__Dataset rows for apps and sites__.
--------------------
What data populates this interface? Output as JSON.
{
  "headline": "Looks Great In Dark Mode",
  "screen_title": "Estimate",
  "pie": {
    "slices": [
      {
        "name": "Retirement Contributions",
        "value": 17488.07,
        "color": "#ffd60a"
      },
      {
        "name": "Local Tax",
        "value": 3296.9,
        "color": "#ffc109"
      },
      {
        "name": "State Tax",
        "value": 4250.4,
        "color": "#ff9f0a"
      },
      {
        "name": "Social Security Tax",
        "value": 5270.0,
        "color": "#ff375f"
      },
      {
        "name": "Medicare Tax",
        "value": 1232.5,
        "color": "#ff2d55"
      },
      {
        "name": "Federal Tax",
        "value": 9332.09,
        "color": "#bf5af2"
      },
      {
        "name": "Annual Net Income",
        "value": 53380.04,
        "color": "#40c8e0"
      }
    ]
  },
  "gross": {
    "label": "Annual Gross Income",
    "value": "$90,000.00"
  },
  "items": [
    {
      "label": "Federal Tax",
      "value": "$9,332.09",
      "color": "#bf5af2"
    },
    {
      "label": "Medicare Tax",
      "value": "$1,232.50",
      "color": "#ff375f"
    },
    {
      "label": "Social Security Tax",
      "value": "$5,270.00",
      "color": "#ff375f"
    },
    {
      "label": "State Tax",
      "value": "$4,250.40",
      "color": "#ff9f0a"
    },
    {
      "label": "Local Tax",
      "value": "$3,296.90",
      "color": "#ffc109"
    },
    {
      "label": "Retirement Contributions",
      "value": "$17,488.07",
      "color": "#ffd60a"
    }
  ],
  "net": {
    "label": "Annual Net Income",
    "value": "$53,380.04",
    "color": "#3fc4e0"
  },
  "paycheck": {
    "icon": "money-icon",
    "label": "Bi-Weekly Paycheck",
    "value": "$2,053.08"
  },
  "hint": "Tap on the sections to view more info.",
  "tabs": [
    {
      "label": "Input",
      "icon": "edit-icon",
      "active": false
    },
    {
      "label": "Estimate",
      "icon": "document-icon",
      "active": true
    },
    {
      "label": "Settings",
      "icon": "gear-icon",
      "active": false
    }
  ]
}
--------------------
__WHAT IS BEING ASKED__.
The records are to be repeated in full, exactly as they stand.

__EXERCISE RESPONSE__.
What data populates this interface? Output as JSON.
{
  "headline": "Looks Great In Dark Mode",
  "screen_title": "Estimate",
  "pie": {
    "slices": [
      {
        "name": "Retirement Contributions",
        "value": 17488.07,
        "color": "#ffd60a"
      },
      {
        "name": "Local Tax",
        "value": 3296.9,
        "color": "#ffc109"
      },
      {
        "name": "State Tax",
        "value": 4250.4,
        "color": "#ff9f0a"
      },
      {
        "name": "Social Security Tax",
        "value": 5270.0,
        "color": "#ff375f"
      },
      {
        "name": "Medicare Tax",
        "value": 1232.5,
        "color": "#ff2d55"
      },
      {
        "name": "Federal Tax",
        "value": 9332.09,
        "color": "#bf5af2"
      },
      {
        "name": "Annual Net Income",
        "value": 53380.04,
        "color": "#40c8e0"
      }
    ]
  },
  "gross": {
    "label": "Annual Gross Income",
    "value": "$90,000.00"
  },
  "items": [
    {
      "label": "Federal Tax",
      "value": "$9,332.09",
      "color": "#bf5af2"
    },
    {
      "label": "Medicare Tax",
      "value": "$1,232.50",
      "color": "#ff375f"
    },
    {
      "label": "Social Security Tax",
      "value": "$5,270.00",
      "color": "#ff375f"
    },
    {
      "label": "State Tax",
      "value": "$4,250.40",
      "color": "#ff9f0a"
    },
    {
      "label": "Local Tax",
      "value": "$3,296.90",
      "color": "#ffc109"
    },
    {
      "label": "Retirement Contributions",
      "value": "$17,488.07",
      "color": "#ffd60a"
    }
  ],
  "net": {
    "label": "Annual Net Income",
    "value": "$53,380.04",
    "color": "#3fc4e0"
  },
  "paycheck": {
    "icon": "money-icon",
    "label": "Bi-Weekly Paycheck",
    "value": "$2,053.08"
  },
  "hint": "Tap on the sections to view more info.",
  "tabs": [
    {
      "label": "Input",
      "icon": "edit-icon",
      "active": false
    },
    {
      "label": "Estimate",
      "icon": "document-icon",
      "active": true
    },
    {
      "label": "Settings",
      "icon": "gear-icon",
      "active": false
    }
  ]
}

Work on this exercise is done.